When we arrived, we were met by Washington State Fish and Wildlife Biologist, Emily Butler.  In addition to facilitating the turtle release, Ms. Butler showed us how the radio telemetry transmitters are attached to the turtles. We were then given a training on how to use the radio receivers and Ms. Butler took us to the area where the turtles lay their nests.  She had hidden two mock (plastic) turtles with transmitters attached to the shells.  We took turns using the radio receiver and the attached antenna to find the plastic turtles. We both found it quite difficult; it’s not even close to easy to use the radio telemetry equipment.  But we were eventually successful in locating them–truthfully, we received some visual hints. We have a new-found respect for anyone who has to attempt to find turtle nests in this manner.

Technician, Mr. Eldridge, learning to use the radio telemetry equipment. Photo by Sadie Gilliom.

Apart from the experience making us much more aware of the very difficult work of finding nests, it was a great learning experience which gave us a new found appreciation for the hands-on work that goes on in the field—a part of the program we’d never been privy to before.

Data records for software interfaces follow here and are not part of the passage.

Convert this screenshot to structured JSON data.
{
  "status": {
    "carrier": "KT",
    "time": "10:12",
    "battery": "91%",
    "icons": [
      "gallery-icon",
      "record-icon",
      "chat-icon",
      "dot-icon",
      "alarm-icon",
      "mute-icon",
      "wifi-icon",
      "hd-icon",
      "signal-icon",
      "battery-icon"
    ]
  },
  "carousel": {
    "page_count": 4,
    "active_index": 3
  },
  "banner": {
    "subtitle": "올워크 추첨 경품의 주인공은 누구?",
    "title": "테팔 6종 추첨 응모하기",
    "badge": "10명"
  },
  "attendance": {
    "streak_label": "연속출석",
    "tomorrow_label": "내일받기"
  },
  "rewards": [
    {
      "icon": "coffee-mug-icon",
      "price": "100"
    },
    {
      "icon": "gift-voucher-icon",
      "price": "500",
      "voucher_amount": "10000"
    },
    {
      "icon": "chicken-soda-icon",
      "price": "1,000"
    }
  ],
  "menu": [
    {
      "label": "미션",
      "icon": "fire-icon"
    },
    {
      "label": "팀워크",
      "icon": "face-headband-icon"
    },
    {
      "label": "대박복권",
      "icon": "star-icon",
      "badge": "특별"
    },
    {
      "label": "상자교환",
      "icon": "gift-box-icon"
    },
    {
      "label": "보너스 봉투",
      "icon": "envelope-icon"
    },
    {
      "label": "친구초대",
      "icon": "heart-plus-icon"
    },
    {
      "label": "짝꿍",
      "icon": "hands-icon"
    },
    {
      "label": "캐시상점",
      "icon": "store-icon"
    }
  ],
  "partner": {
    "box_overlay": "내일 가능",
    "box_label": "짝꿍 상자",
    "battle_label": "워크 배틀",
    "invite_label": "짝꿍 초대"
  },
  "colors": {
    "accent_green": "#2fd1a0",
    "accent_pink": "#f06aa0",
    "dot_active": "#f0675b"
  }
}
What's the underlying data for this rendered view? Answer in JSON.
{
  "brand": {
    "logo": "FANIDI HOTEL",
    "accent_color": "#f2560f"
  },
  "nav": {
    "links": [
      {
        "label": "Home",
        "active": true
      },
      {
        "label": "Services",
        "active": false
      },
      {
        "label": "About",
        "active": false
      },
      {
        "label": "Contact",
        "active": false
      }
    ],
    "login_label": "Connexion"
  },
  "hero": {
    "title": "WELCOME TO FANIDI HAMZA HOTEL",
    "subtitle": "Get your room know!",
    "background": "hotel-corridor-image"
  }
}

We learned of the plethora of other activities that the biologists do every day to help with the recovery of this amazing species.

We both feel good about being part of the SPP Western Pond Turtle Rehabilitation Program and we cannot think of a more worthwhile job—especially as people in an incarceration setting. We’re looking forward to helping the next batch of turtles get through their healing process and seeing them released back into the wild.  We hope the day will come soon when there are no more turtles that need help healing.  Hopefully, the future will bring multitudes of healthy turtles living in their natural habitat.